Seasaidh tusa ’measg an àir;
Ruithidh tusa troimh chòig ceud,
’S bi ’idh fear d’eucorach an sàs.
Sèun Dhè umad!
Sluagh dol far riut!

A Seun

acquired forty years ago from an old man
in glen forsa, in the isle of mull

For him and for his prosperity,
The seun which St Bride put about the daughter of Dordheal –
The seun which Mary put about her Son,
Between [i.e. including] the soles of her feet and her throat,
Between her breast and her knee,
Between her eye and her hair.
St Michael’s sword by his side;
St Michael’s shield on his shoulder-blades.
There is nothing between heaven and earth
Which will overcome the King of grace.
No blades shall cleave you,
Sea shall not drown you.
The mantle of Christ about you,
The shadow of Christ over you.
From the top of your head to the sole of your foot,
The seun of luck is now on you.
You shall go in the name of the King,
And you shall come in the name of your Master.
With God and the powers together are you.
I will make the seun on Monday
On a narrow, sharp, thorny path.
Go out with the seun about your body,
And don’t be at all afraid;
You shall climb to the summit of the rocky mountains,
And you won’t be knocked down from behind.
You are the son of the calm Swan in the battle;
You shall stand amidst the slaughter;
Your shall run through five hundred,
And your enemy shall be caught in distress.
The seun of God about you!
A host going with you!

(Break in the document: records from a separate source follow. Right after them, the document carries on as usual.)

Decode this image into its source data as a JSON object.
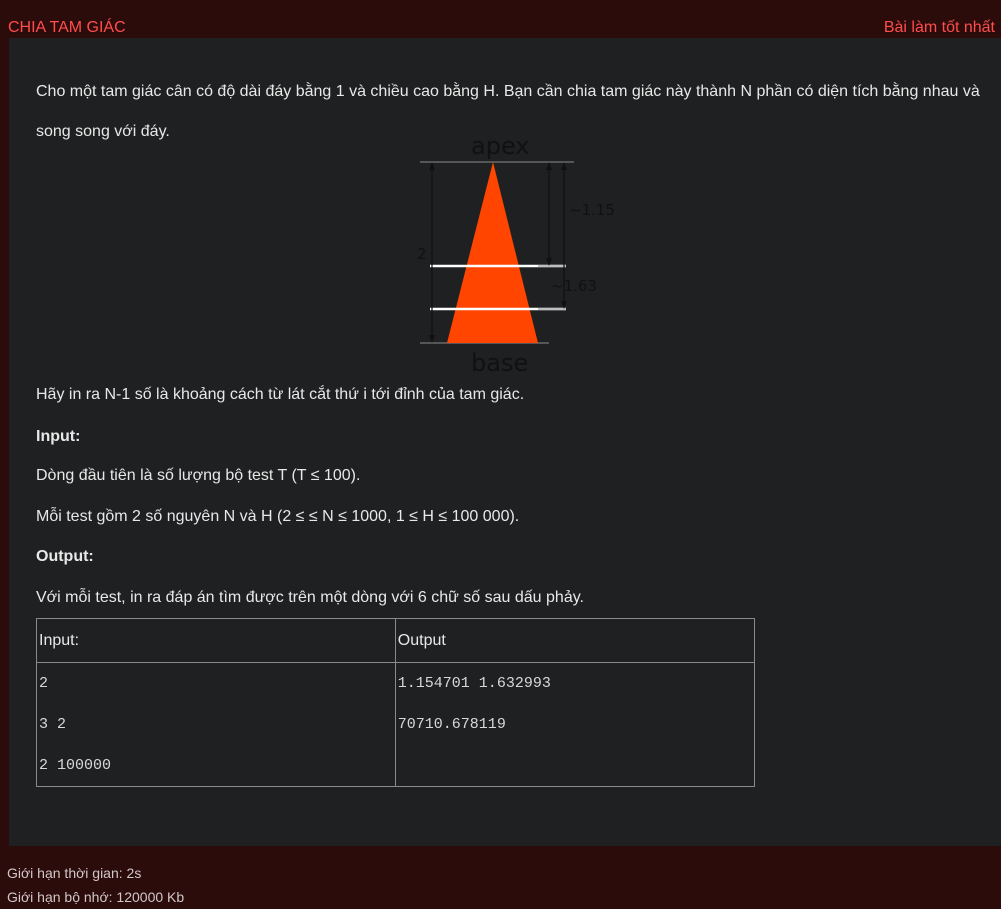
{
  "header": {
    "problem_title": "CHIA TAM GIÁC",
    "best_submissions_link": "Bài làm tốt nhất"
  },
  "statement": {
    "intro": "Cho một tam giác cân có độ dài đáy bằng 1 và chiều cao bằng H. Bạn cần chia tam giác này thành N phần có diện tích bằng nhau và song song với đáy.",
    "task": "Hãy in ra N-1 số là khoảng cách từ lát cắt thứ i tới đỉnh của tam giác.",
    "input_heading": "Input:",
    "input_line1": "Dòng đầu tiên là số lượng bộ test T (T ≤ 100).",
    "input_line2": "Mỗi test gồm 2 số nguyên N và H (2 ≤ ≤ N ≤ 1000, 1 ≤ H ≤ 100 000).",
    "output_heading": "Output:",
    "output_line1": "Với mỗi test, in ra đáp án tìm được trên một dòng với 6 chữ số sau dấu phảy."
  },
  "diagram": {
    "apex_label": "apex",
    "base_label": "base",
    "height_label": "2",
    "cut1_label": "~1.15",
    "cut2_label": "~1.63",
    "triangle_color": "#ff4500"
  },
  "sample": {
    "input_header": "Input:",
    "output_header": "Output",
    "input_lines": [
      "2",
      "3 2",
      "2 100000"
    ],
    "output_lines": [
      "1.154701 1.632993",
      "70710.678119"
    ]
  },
  "footer": {
    "time_limit": "Giới hạn thời gian: 2s",
    "memory_limit": "Giới hạn bộ nhớ: 120000 Kb"
  }
}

As well as giving another English translation of the charm, the Rev. John Gregorson Campbell MacLean in his Witchcraft and Second Sight in the Highlands and Islands of Scotland (Glasgow: James MacLehose and Sons, 1902), 69, supplies the following anecdote:

A charm of this kind was given to a smith in Torosay, Mull, by his father. Afterwards he entered the army and engaged in thirty battles. On his return home without a wound he said, he had often wished he was dead, rather than be bruised as he was by bullets. He was struck by them, but on account of the charm they could not pierce him.

References:
CG ii, 26–31.

Rev. John Gregorson Campbell (ed. Ronald Black), The Gaelic Otherworld (Edinburgh: Birlinn, 2006), 212–13, 466–7 nn.724–36.
[Rev. Norman MacLeod], ‘Saobh-chràbhadh nan Gàidheal anns na lìnntibh a chaidh seachad’, Cuairtear nan Gleann, 23 (8 January 1842), 309–12, edited and reprinted in Rev. Norman MacLeod, Caraid nan Gàidheal (Glasgow: William MacKenzie, 1867), 338–43.

Image:
The Black Watch at Ticonderoga, 1758

1 comment:

  1. The Apache Geronimo also could not be slain by a bullet. As an old man, he supposedly would show people pock marks on his body where he was hit by bullets but they couldn't break the skin.

    ReplyDelete

Stone whorls WHM 1992 13 2.4

Stone whorls WHM 1992 13 2.4
Stone whorls collected by Alexander Carmichael, held by West Highland Museum (ref. WHM 1992 13 2.4). [© carstenflieger.com]